Whilst falling back on the ECE is presented as a default option, some Member States rescinded their legislation implementing the Convention when the EAW came into force. The ECE therefore does not appear to provide a reciprocal solution and it is not clear what the process will be followed if the UK seeks the return of a fugitive. This was an issue addressed in the House of Lords report on Brexit: judicial oversight of the European Arrest Warrant which said that there “would be a problem with those Member States that have rescinded their legislation implementing the Convention”. The report concludes that the “Committee’s concern is that because extradition is a two-way, reciprocal arrangement, in the case of such Member States, simply amending the Extradition Act would not in itself be sufficient. If the UK did not have pre-existing extradition arrangements with certain member states, extradition could become impossible at the moment of Brexit.” Though, this might be settled “if all parties agreed that they would revert to using the  Convention...that that would be a fallback position”. Indeed, it may be that the culture of mutual trust and recognition that has developed under the EAW scheme is so entrenched that this would diminish the practical impact a return to the ECE.
Given the UK’s commitment to cross-border law enforcement (and the focus on the EAW from the outset in terms of future EU-UK relations) we can expect that the Government will press to maintain extradition arrangements that are as close as possible to the EAW scheme in any future partnership or transition deal. How close this will be once the UK is outside the EU is another matter.
For further information on the issues raised in this blog post, please contact a member of our criminal litigation team.
About the author

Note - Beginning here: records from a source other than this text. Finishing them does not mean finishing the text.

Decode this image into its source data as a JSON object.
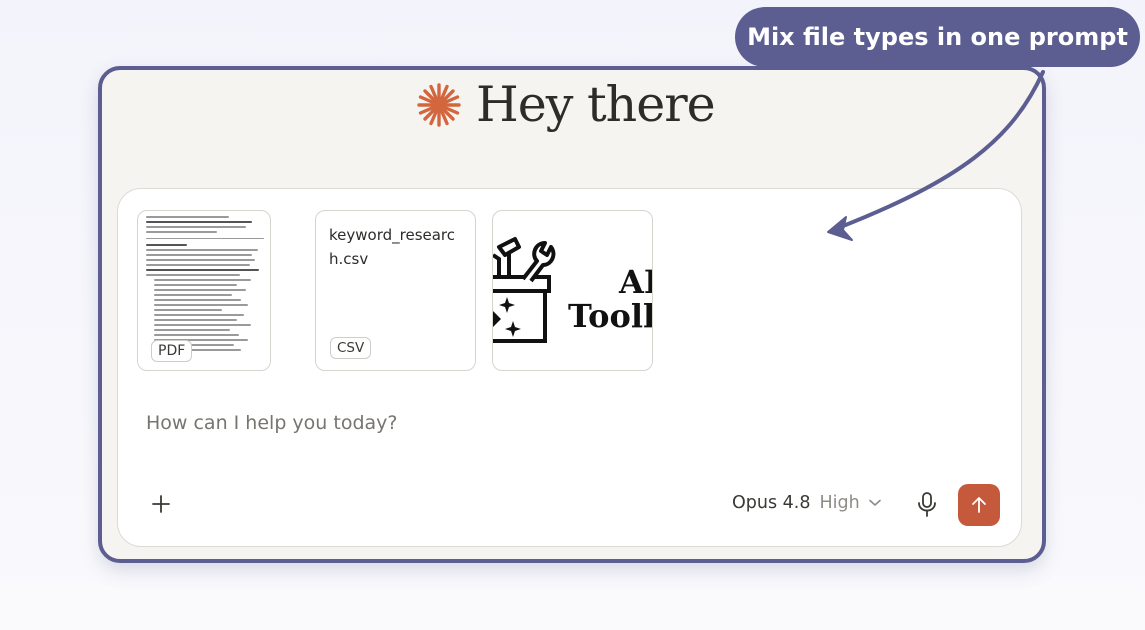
{
  "callout": {
    "text": "Mix file types in one prompt"
  },
  "greeting": {
    "icon": "sparkle-icon",
    "text": "Hey there",
    "accent_color": "#d4663e"
  },
  "attachments": [
    {
      "type_badge": "PDF",
      "icon": "document-thumbnail"
    },
    {
      "file_name": "keyword_research.csv",
      "type_badge": "CSV"
    },
    {
      "preview_text_line1": "AI",
      "preview_text_line2": "Tooll",
      "icon": "toolbox-image"
    }
  ],
  "composer": {
    "placeholder": "How can I help you today?",
    "add_icon": "plus-icon",
    "model": "Opus 4.8",
    "effort": "High",
    "mic_icon": "microphone-icon",
    "send_icon": "arrow-up-icon",
    "send_color": "#c4593b"
  },
  "colors": {
    "frame": "#5c5d91",
    "background": "#f5f4f1"
  }
}
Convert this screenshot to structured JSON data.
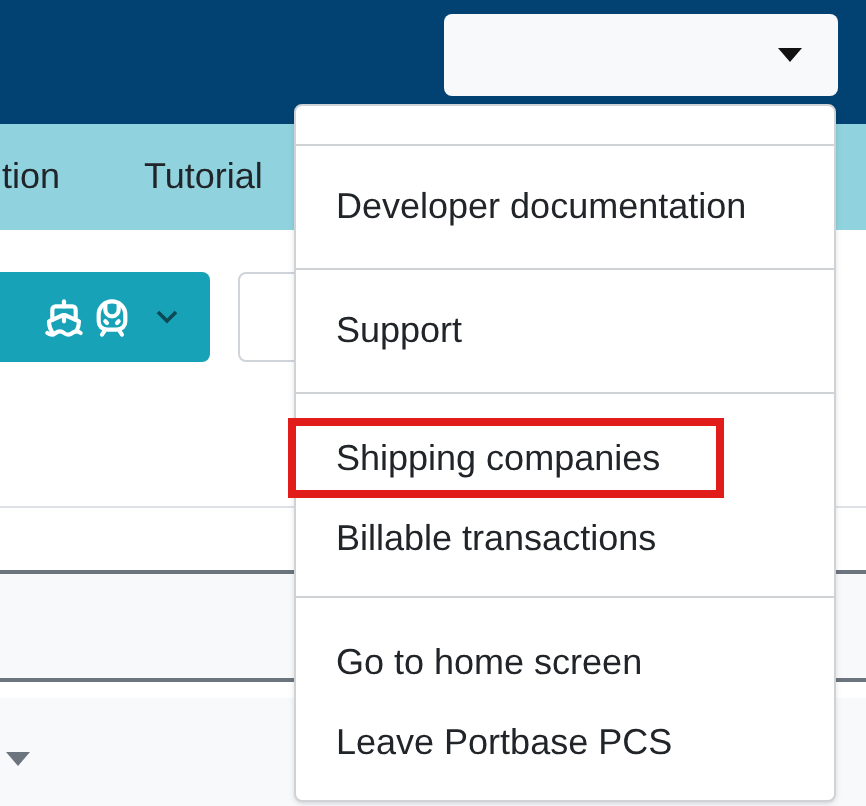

Rebecca Niblock is a partner in Kingsley Napley’s criminal litigation team. She has significant experience in both domestic criminal litigation and extradition, having acted for defendants in a wide range of criminal matters from serious fraud, money laundering and corruption, to sexual offences and offences involving violence or drugs. Rebecca specialises in cases involving cross-jurisdictional elements. She has successfully defended a large number of persons requested by other states, both inside and outside the EU in extradition proceedings at all levels from the magistrates’ court to the Supreme Court. She also has experience in advising in sanctions cases, and in providing advice to those subject to Interpol red notices and mutual legal assistance requests. Rebecca is rated as a leading expert in Chambers UK 2019 for crime: extradition.